Industrials sector should benefit from increased spending on infrastructure to fix aging roads, bridges, tunnels, airports, railways, utilities, as well as develop the next wave of wireless towers and fiber networks.
Clean energy sector should continue to thrive with increased spending on renewables such as wind, solar, and hydroelectric power. Electric cars and battery technologies should also continue to do well in a push to reduce carbon emissions.
Small cap stocks should take the market leadership from large cap stocks, which have done well during the pandemic, with additional federal aid for small businesses. When the economy comes out of recessions, small cap companies tend to outperform historically. They are also less sensitive to rising trade tensions.
Higher deficit spending can lead to further depreciation of the U.S. Dollar, which makes international stocks, especially those that grow at above-average rates found in emerging markets, more appealing.
Cannabis stocks, which we do not currently invest in, will likely do well as it becomes more likely to be legalized at the federal level.
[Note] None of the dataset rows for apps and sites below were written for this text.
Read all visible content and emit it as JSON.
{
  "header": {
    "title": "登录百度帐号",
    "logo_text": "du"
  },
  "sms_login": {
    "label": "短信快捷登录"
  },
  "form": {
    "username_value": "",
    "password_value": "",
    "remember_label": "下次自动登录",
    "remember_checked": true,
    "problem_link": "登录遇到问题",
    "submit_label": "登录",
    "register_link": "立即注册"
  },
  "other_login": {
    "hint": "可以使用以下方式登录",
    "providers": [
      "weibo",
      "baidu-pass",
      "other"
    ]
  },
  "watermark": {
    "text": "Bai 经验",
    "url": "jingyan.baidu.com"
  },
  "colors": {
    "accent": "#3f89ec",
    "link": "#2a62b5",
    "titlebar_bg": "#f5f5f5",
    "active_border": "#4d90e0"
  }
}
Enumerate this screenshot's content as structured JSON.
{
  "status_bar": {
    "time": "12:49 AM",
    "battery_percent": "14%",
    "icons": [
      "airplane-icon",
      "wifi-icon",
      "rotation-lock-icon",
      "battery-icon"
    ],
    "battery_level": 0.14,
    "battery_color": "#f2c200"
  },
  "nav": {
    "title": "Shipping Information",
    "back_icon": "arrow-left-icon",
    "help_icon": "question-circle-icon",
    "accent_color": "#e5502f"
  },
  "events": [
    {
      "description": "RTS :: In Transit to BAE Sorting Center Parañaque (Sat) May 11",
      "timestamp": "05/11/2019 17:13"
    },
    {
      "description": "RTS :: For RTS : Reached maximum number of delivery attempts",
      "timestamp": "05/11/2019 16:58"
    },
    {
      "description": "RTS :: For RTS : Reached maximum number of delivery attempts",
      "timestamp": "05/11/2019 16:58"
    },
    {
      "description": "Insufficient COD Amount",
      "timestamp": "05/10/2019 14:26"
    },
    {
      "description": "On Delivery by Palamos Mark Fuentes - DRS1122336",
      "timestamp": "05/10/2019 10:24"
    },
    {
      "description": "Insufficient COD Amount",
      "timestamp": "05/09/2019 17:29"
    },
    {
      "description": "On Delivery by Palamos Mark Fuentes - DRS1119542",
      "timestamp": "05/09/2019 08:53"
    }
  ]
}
It’s already legal for recreational use in 15 states and for medical use in 35 states.
Federal minimum wage, which currently stands at $7.25/hr can double to $15/hr. Many argue that the current rate, which corresponds to $15,000 per annum, has not kept up with the rise in cost of living since 2009, last time the minimum wage was raised.
Renters should benefit with likely passing of additional rental assistance and further extension of the ban on evictions. Student loan forgiveness is also more likely in 2021.
Progressive ideas such as Medicare for All, Green New Deal, adding two additional states to the union or expanding the number of Supreme Court justices, i.e. “court packing”, face slim prospects due to filibuster rules. The highest priority of the new administration and the Congress will clearly be Covid-19, vaccination and the economy.
All things being considered, we think the next two years may be net positive for the stock market. Any negative impact of higher taxes and increased regulation is likely to be more than offset by the positive effects of strong federal stimulus, expected to be in the amount of $2 - 4 trillion in government spending, in addition to extremely accommodating monetary policy by the Fed.
Every Democratic president since Woodrow Wilson (1921) served with full support of a Democratic House and Senate to start his term. The stock market performed well in such periods, up 11.3% on average over the first year of the term. In fact, S&P 500 is up 15% in just over two months since the Election Day. That being said, elevated market volatility is likely to persist over the short-term until we get better visibility on the legislative and healthcare fronts. A selloff is also likely to occur in 2021 as it does in almost every year.
As we wrote in our past commentaries, we do not structure our portfolios based on political events with binary outcomes. Politics can add uncertainty to the markets, but over the long-term, it is not a core driver of the U.S. markets. We view the market fluctuations as a buying opportunity for those areas that previously looked expensive and as a portfolio rebalancing opportunity to bring our investment portfolios in line with strategic targets that are set for each client. Active management is especially important in times of uncertainty that brings a wide range of outcomes for different segments of the investment landscape. We are well positioned at Beacon Trust to navigate through a multitude of investment scenarios in 2021 and beyond.
Erman Civelek, CFA, CAIA, CFP